The Amerks and the Monroe County Libraries are again partnering to provide the “Reading Power Play,” which teams Amerks players with local public librarians in support of reading. The 2013-14 season marks the ninth year of the program, presented exclusively by Wendy’s. The Amerks will kick off the 2013-14 program on Monday, Oct. 21 at the Sully Branch Library with the first of seven reading appearances. Amerks defenseman Matt MacKenzie will be on hand starting at 4:00 p.m. The “Reading Power Play” allows fans to meet players and The Moose, while also learning about hockey and the importance of reading. The program involves players stopping by local libraries, reading to kids and giving a hockey demonstration. Each appearance also features a raffle for Amerks memorabilia and an autograph session by the visiting player and The Moose.
Tuesday, Oct. 22: School of the Holy Childhood
For the second straight year, a small contingent of Amerks players will trade in their skates for sneakers as they take on a team of student-athletes in a ball hockey game at the School of the Holy Childhood on Tuesday, Oct. 22. Amerks forwards Mike Zigomanis, Tim Schaller and Luke Adam and defensemen Drew Bagnall, Chad Ruhwedel and Alex Lepkowski will test their limits away from the ice in what is shaping up to be an annual event. For more than 65 years, the School of the Holy Childhood, a non-denominational, non-profit agency, has enriched the lives of people with developmental disabilities. Dedicated to serving its students in an atmosphere of dignity and compassion, the school’s mission is to prepare children and adults with developmental disabilities for maximum independence and integration in the community through individualized programs and services, in keeping with the philosophy and vision of the school’s founders.
Friday, Oct. 25: Ronald McDonald House
The Amerks’ “Community Assist” Program will conclude on Friday, Oct. 25 as Amerks Front Office members cook and provide breakfast for the residents and families at the local Ronald McDonald House.
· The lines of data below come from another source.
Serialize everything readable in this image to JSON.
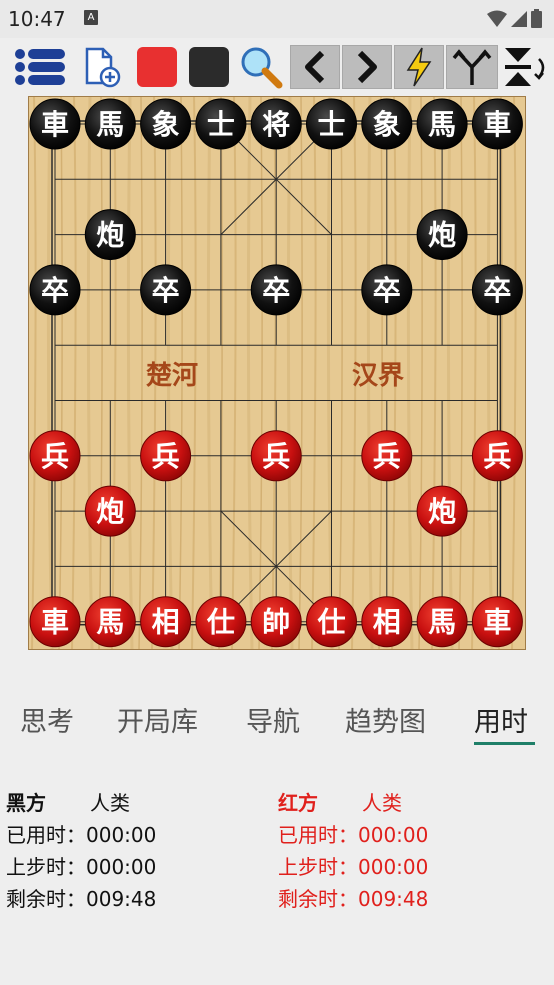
{
  "status_bar": {
    "time": "10:47",
    "indicator": "A"
  },
  "toolbar": {
    "buttons": [
      {
        "name": "menu-icon"
      },
      {
        "name": "new-game-icon"
      },
      {
        "name": "red-swatch-icon",
        "color": "#e83030"
      },
      {
        "name": "black-swatch-icon",
        "color": "#2b2b2b"
      },
      {
        "name": "search-icon"
      },
      {
        "name": "back-icon"
      },
      {
        "name": "forward-icon"
      },
      {
        "name": "lightning-icon"
      },
      {
        "name": "branch-icon"
      },
      {
        "name": "flip-icon"
      }
    ]
  },
  "board": {
    "river_left": "楚河",
    "river_right": "汉界",
    "black_pieces": [
      {
        "ch": "車",
        "file": 0,
        "rank": 0
      },
      {
        "ch": "馬",
        "file": 1,
        "rank": 0
      },
      {
        "ch": "象",
        "file": 2,
        "rank": 0
      },
      {
        "ch": "士",
        "file": 3,
        "rank": 0
      },
      {
        "ch": "将",
        "file": 4,
        "rank": 0
      },
      {
        "ch": "士",
        "file": 5,
        "rank": 0
      },
      {
        "ch": "象",
        "file": 6,
        "rank": 0
      },
      {
        "ch": "馬",
        "file": 7,
        "rank": 0
      },
      {
        "ch": "車",
        "file": 8,
        "rank": 0
      },
      {
        "ch": "炮",
        "file": 1,
        "rank": 2
      },
      {
        "ch": "炮",
        "file": 7,
        "rank": 2
      },
      {
        "ch": "卒",
        "file": 0,
        "rank": 3
      },
      {
        "ch": "卒",
        "file": 2,
        "rank": 3
      },
      {
        "ch": "卒",
        "file": 4,
        "rank": 3
      },
      {
        "ch": "卒",
        "file": 6,
        "rank": 3
      },
      {
        "ch": "卒",
        "file": 8,
        "rank": 3
      }
    ],
    "red_pieces": [
      {
        "ch": "兵",
        "file": 0,
        "rank": 6
      },
      {
        "ch": "兵",
        "file": 2,
        "rank": 6
      },
      {
        "ch": "兵",
        "file": 4,
        "rank": 6
      },
      {
        "ch": "兵",
        "file": 6,
        "rank": 6
      },
      {
        "ch": "兵",
        "file": 8,
        "rank": 6
      },
      {
        "ch": "炮",
        "file": 1,
        "rank": 7
      },
      {
        "ch": "炮",
        "file": 7,
        "rank": 7
      },
      {
        "ch": "車",
        "file": 0,
        "rank": 9
      },
      {
        "ch": "馬",
        "file": 1,
        "rank": 9
      },
      {
        "ch": "相",
        "file": 2,
        "rank": 9
      },
      {
        "ch": "仕",
        "file": 3,
        "rank": 9
      },
      {
        "ch": "帥",
        "file": 4,
        "rank": 9
      },
      {
        "ch": "仕",
        "file": 5,
        "rank": 9
      },
      {
        "ch": "相",
        "file": 6,
        "rank": 9
      },
      {
        "ch": "馬",
        "file": 7,
        "rank": 9
      },
      {
        "ch": "車",
        "file": 8,
        "rank": 9
      }
    ]
  },
  "tabs": [
    {
      "label": "思考"
    },
    {
      "label": "开局库"
    },
    {
      "label": "导航"
    },
    {
      "label": "趋势图"
    },
    {
      "label": "用时",
      "active": true
    }
  ],
  "timers": {
    "black": {
      "side": "黑方",
      "player": "人类",
      "used_label": "已用时：",
      "used": "000:00",
      "last_label": "上步时：",
      "last": "000:00",
      "remain_label": "剩余时：",
      "remain": "009:48"
    },
    "red": {
      "side": "红方",
      "player": "人类",
      "used_label": "已用时：",
      "used": "000:00",
      "last_label": "上步时：",
      "last": "000:00",
      "remain_label": "剩余时：",
      "remain": "009:48"
    }
  },
  "colors": {
    "red_text": "#e0201c",
    "tab_accent": "#1f7f68",
    "board": "#e8cc98"
  }
}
Established in 1990, Ronald McDonald House Charities of Greater Rochester provides a “home away from home” each year for families of critically injured and seriously ill children and supports programs that improve the health, education and wellbeing of children. Since its inception, the Ronald McDonald House Charities of Greater Rochester have provided a haven for more than 10,000 families traveling to Rochester for their child’s specialized medical care. In 1996, the Rochester Ronald McDonald House merged with the local chapter of Ronald McDonald Children’s Charities. United as Ronald McDonald House Charities of Rochester, NY, the organization has the power to extend its reach to thousands of children in the Greater Rochester community who benefit from programs and services provided by children’s charities supported through the grants program. The 20-bedroom Ronald McDonald House on Westmoreland Drive provides a warm and peaceful environment. In addition to their comfortable bedrooms, the home offers a three-station kitchen, complimentary laundry facilities, places to relax and watch television, as well as play areas where kids can be kids.